_WORKING DATA_:
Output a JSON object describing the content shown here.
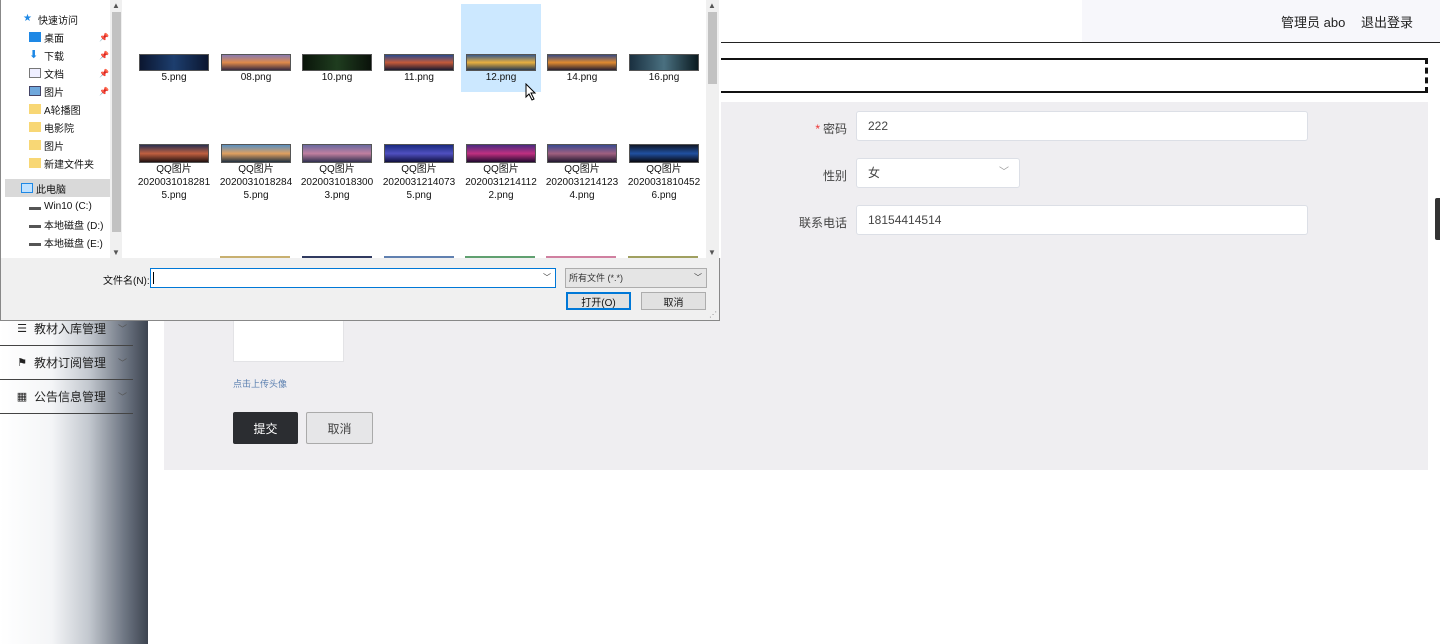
{
  "header": {
    "user_label": "管理员 abo",
    "logout_label": "退出登录"
  },
  "sidebar": {
    "items": [
      {
        "label": "教材入库管理",
        "icon": "list-icon"
      },
      {
        "label": "教材订阅管理",
        "icon": "flag-icon"
      },
      {
        "label": "公告信息管理",
        "icon": "grid-icon"
      }
    ]
  },
  "form": {
    "password_label": "密码",
    "password_value": "222",
    "gender_label": "性别",
    "gender_value": "女",
    "phone_label": "联系电话",
    "phone_value": "18154414514",
    "upload_hint": "点击上传头像",
    "submit_label": "提交",
    "cancel_label": "取消"
  },
  "dialog": {
    "nav": [
      {
        "label": "快速访问",
        "icon": "star-icon",
        "pinned": false
      },
      {
        "label": "桌面",
        "icon": "desktop-icon",
        "pinned": true
      },
      {
        "label": "下载",
        "icon": "download-icon",
        "pinned": true
      },
      {
        "label": "文档",
        "icon": "document-icon",
        "pinned": true
      },
      {
        "label": "图片",
        "icon": "pictures-icon",
        "pinned": true
      },
      {
        "label": "A轮播图",
        "icon": "folder-icon",
        "pinned": false
      },
      {
        "label": "电影院",
        "icon": "folder-icon",
        "pinned": false
      },
      {
        "label": "图片",
        "icon": "folder-icon",
        "pinned": false
      },
      {
        "label": "新建文件夹",
        "icon": "folder-icon",
        "pinned": false
      },
      {
        "label": "此电脑",
        "icon": "computer-icon",
        "pinned": false
      },
      {
        "label": "Win10 (C:)",
        "icon": "drive-icon",
        "pinned": false
      },
      {
        "label": "本地磁盘 (D:)",
        "icon": "drive-icon",
        "pinned": false
      },
      {
        "label": "本地磁盘 (E:)",
        "icon": "drive-icon",
        "pinned": false
      }
    ],
    "files_row1": [
      "5.png",
      "08.png",
      "10.png",
      "11.png",
      "12.png",
      "14.png",
      "16.png"
    ],
    "files_row2": [
      [
        "QQ图片",
        "2020031018281",
        "5.png"
      ],
      [
        "QQ图片",
        "2020031018284",
        "5.png"
      ],
      [
        "QQ图片",
        "2020031018300",
        "3.png"
      ],
      [
        "QQ图片",
        "2020031214073",
        "5.png"
      ],
      [
        "QQ图片",
        "2020031214112",
        "2.png"
      ],
      [
        "QQ图片",
        "2020031214123",
        "4.png"
      ],
      [
        "QQ图片",
        "2020031810452",
        "6.png"
      ]
    ],
    "filename_label": "文件名(N):",
    "filename_value": "",
    "filetype_value": "所有文件 (*.*)",
    "open_label": "打开(O)",
    "cancel_label": "取消",
    "selected_file": "12.png"
  }
}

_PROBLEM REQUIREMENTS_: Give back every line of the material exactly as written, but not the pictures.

_RESULT FOR THIS EXERCISE_:
Output a JSON object describing the content shown here.
{
  "header": {
    "user_label": "管理员 abo",
    "logout_label": "退出登录"
  },
  "sidebar": {
    "items": [
      {
        "label": "教材入库管理",
        "icon": "list-icon"
      },
      {
        "label": "教材订阅管理",
        "icon": "flag-icon"
      },
      {
        "label": "公告信息管理",
        "icon": "grid-icon"
      }
    ]
  },
  "form": {
    "password_label": "密码",
    "password_value": "222",
    "gender_label": "性别",
    "gender_value": "女",
    "phone_label": "联系电话",
    "phone_value": "18154414514",
    "upload_hint": "点击上传头像",
    "submit_label": "提交",
    "cancel_label": "取消"
  },
  "dialog": {
    "nav": [
      {
        "label": "快速访问",
        "icon": "star-icon",
        "pinned": false
      },
      {
        "label": "桌面",
        "icon": "desktop-icon",
        "pinned": true
      },
      {
        "label": "下载",
        "icon": "download-icon",
        "pinned": true
      },
      {
        "label": "文档",
        "icon": "document-icon",
        "pinned": true
      },
      {
        "label": "图片",
        "icon": "pictures-icon",
        "pinned": true
      },
      {
        "label": "A轮播图",
        "icon": "folder-icon",
        "pinned": false
      },
      {
        "label": "电影院",
        "icon": "folder-icon",
        "pinned": false
      },
      {
        "label": "图片",
        "icon": "folder-icon",
        "pinned": false
      },
      {
        "label": "新建文件夹",
        "icon": "folder-icon",
        "pinned": false
      },
      {
        "label": "此电脑",
        "icon": "computer-icon",
        "pinned": false
      },
      {
        "label": "Win10 (C:)",
        "icon": "drive-icon",
        "pinned": false
      },
      {
        "label": "本地磁盘 (D:)",
        "icon": "drive-icon",
        "pinned": false
      },
      {
        "label": "本地磁盘 (E:)",
        "icon": "drive-icon",
        "pinned": false
      }
    ],
    "files_row1": [
      "5.png",
      "08.png",
      "10.png",
      "11.png",
      "12.png",
      "14.png",
      "16.png"
    ],
    "files_row2": [
      [
        "QQ图片",
        "2020031018281",
        "5.png"
      ],
      [
        "QQ图片",
        "2020031018284",
        "5.png"
      ],
      [
        "QQ图片",
        "2020031018300",
        "3.png"
      ],
      [
        "QQ图片",
        "2020031214073",
        "5.png"
      ],
      [
        "QQ图片",
        "2020031214112",
        "2.png"
      ],
      [
        "QQ图片",
        "2020031214123",
        "4.png"
      ],
      [
        "QQ图片",
        "2020031810452",
        "6.png"
      ]
    ],
    "filename_label": "文件名(N):",
    "filename_value": "",
    "filetype_value": "所有文件 (*.*)",
    "open_label": "打开(O)",
    "cancel_label": "取消",
    "selected_file": "12.png"
  }
}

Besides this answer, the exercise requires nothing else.